++++ INFORMATION SUPPLIED
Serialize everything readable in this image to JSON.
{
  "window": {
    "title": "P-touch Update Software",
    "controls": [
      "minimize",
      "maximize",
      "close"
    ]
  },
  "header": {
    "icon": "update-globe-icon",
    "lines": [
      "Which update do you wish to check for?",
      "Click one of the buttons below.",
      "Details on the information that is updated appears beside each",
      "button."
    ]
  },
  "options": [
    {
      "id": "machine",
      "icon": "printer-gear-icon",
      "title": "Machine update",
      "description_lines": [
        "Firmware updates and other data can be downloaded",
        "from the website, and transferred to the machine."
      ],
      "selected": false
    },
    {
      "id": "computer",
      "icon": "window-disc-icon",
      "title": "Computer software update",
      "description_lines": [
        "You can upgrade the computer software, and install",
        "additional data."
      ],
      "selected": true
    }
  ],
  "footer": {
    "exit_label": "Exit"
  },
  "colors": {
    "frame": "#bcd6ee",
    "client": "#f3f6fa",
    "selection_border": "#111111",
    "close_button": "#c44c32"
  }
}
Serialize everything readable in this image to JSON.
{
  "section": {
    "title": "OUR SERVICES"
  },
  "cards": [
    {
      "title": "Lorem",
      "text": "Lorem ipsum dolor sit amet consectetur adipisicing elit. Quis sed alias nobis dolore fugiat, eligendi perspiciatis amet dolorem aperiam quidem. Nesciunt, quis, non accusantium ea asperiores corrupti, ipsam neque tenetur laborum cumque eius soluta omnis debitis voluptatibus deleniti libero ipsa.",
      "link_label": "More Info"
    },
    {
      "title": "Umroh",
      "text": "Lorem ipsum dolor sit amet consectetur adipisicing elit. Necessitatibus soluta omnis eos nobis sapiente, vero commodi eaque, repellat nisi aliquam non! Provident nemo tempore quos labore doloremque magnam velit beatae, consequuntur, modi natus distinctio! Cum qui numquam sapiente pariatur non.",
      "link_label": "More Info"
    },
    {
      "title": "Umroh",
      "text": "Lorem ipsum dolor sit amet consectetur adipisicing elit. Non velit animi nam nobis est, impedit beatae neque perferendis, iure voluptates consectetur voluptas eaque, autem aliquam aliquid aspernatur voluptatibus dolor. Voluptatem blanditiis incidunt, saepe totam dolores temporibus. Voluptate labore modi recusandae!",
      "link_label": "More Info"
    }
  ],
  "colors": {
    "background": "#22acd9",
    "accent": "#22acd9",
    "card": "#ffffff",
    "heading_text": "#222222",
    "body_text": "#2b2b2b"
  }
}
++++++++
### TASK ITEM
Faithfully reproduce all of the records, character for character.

### YOUR RESPONSE
Serialize everything readable in this image to JSON.
{
  "window": {
    "title": "P-touch Update Software",
    "controls": [
      "minimize",
      "maximize",
      "close"
    ]
  },
  "header": {
    "icon": "update-globe-icon",
    "lines": [
      "Which update do you wish to check for?",
      "Click one of the buttons below.",
      "Details on the information that is updated appears beside each",
      "button."
    ]
  },
  "options": [
    {
      "id": "machine",
      "icon": "printer-gear-icon",
      "title": "Machine update",
      "description_lines": [
        "Firmware updates and other data can be downloaded",
        "from the website, and transferred to the machine."
      ],
      "selected": false
    },
    {
      "id": "computer",
      "icon": "window-disc-icon",
      "title": "Computer software update",
      "description_lines": [
        "You can upgrade the computer software, and install",
        "additional data."
      ],
      "selected": true
    }
  ],
  "footer": {
    "exit_label": "Exit"
  },
  "colors": {
    "frame": "#bcd6ee",
    "client": "#f3f6fa",
    "selection_border": "#111111",
    "close_button": "#c44c32"
  }
}
Serialize everything readable in this image to JSON.
{
  "section": {
    "title": "OUR SERVICES"
  },
  "cards": [
    {
      "title": "Lorem",
      "text": "Lorem ipsum dolor sit amet consectetur adipisicing elit. Quis sed alias nobis dolore fugiat, eligendi perspiciatis amet dolorem aperiam quidem. Nesciunt, quis, non accusantium ea asperiores corrupti, ipsam neque tenetur laborum cumque eius soluta omnis debitis voluptatibus deleniti libero ipsa.",
      "link_label": "More Info"
    },
    {
      "title": "Umroh",
      "text": "Lorem ipsum dolor sit amet consectetur adipisicing elit. Necessitatibus soluta omnis eos nobis sapiente, vero commodi eaque, repellat nisi aliquam non! Provident nemo tempore quos labore doloremque magnam velit beatae, consequuntur, modi natus distinctio! Cum qui numquam sapiente pariatur non.",
      "link_label": "More Info"
    },
    {
      "title": "Umroh",
      "text": "Lorem ipsum dolor sit amet consectetur adipisicing elit. Non velit animi nam nobis est, impedit beatae neque perferendis, iure voluptates consectetur voluptas eaque, autem aliquam aliquid aspernatur voluptatibus dolor. Voluptatem blanditiis incidunt, saepe totam dolores temporibus. Voluptate labore modi recusandae!",
      "link_label": "More Info"
    }
  ],
  "colors": {
    "background": "#22acd9",
    "accent": "#22acd9",
    "card": "#ffffff",
    "heading_text": "#222222",
    "body_text": "#2b2b2b"
  }
}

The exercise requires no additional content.